(Brief):
Copy out each line featuring the string "heading" from the entries beneath.

[Records excerpted from a collection]
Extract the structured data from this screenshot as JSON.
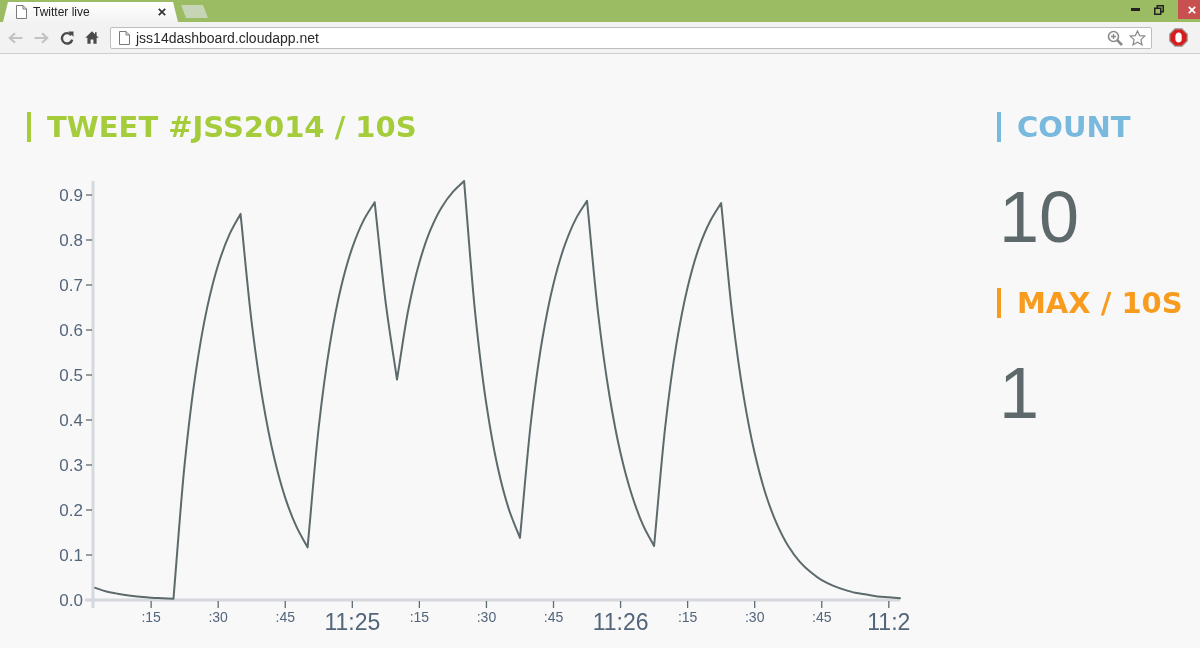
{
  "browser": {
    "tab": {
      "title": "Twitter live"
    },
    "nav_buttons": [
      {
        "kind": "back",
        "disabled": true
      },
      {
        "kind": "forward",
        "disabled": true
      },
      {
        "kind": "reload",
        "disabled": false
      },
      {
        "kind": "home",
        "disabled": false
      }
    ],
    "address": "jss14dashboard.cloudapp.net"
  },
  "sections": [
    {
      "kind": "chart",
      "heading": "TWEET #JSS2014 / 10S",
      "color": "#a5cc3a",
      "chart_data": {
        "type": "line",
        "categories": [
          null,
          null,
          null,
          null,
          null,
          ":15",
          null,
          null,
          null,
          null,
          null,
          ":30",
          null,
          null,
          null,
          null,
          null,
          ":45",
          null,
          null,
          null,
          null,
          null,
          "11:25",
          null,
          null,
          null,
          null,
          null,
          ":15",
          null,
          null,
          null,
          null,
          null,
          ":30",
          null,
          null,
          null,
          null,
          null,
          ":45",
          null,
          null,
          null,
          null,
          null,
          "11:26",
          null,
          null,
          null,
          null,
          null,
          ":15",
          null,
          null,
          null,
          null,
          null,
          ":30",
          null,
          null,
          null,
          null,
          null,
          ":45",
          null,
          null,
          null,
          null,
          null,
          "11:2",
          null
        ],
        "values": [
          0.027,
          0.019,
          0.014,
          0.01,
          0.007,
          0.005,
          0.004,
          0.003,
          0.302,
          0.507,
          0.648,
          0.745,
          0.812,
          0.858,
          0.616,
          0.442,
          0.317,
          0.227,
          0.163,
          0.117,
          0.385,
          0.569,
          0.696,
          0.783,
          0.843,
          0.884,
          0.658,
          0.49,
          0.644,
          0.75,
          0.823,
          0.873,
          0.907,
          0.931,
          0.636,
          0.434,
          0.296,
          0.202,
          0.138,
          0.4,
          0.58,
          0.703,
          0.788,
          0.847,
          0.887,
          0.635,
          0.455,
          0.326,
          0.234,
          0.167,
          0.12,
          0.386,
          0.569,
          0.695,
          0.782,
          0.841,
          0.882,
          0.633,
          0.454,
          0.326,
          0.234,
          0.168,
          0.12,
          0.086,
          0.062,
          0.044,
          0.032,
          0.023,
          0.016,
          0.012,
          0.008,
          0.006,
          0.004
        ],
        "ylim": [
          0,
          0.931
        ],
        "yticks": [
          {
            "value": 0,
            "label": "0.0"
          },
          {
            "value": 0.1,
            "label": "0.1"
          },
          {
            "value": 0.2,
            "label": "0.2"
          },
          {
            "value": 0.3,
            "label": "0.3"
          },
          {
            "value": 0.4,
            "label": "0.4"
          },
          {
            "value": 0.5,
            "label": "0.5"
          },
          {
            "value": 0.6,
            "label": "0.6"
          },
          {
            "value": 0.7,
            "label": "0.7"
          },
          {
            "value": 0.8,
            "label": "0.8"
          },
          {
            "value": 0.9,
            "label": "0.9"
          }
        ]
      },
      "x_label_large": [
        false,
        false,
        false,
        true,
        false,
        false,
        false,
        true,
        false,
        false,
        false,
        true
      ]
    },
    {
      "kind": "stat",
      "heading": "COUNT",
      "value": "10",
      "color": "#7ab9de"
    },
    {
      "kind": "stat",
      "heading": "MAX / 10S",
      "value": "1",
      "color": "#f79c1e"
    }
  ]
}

(Answer to this problem):
      "heading": "TWEET #JSS2014 / 10S",
      "heading": "COUNT",
      "heading": "MAX / 10S",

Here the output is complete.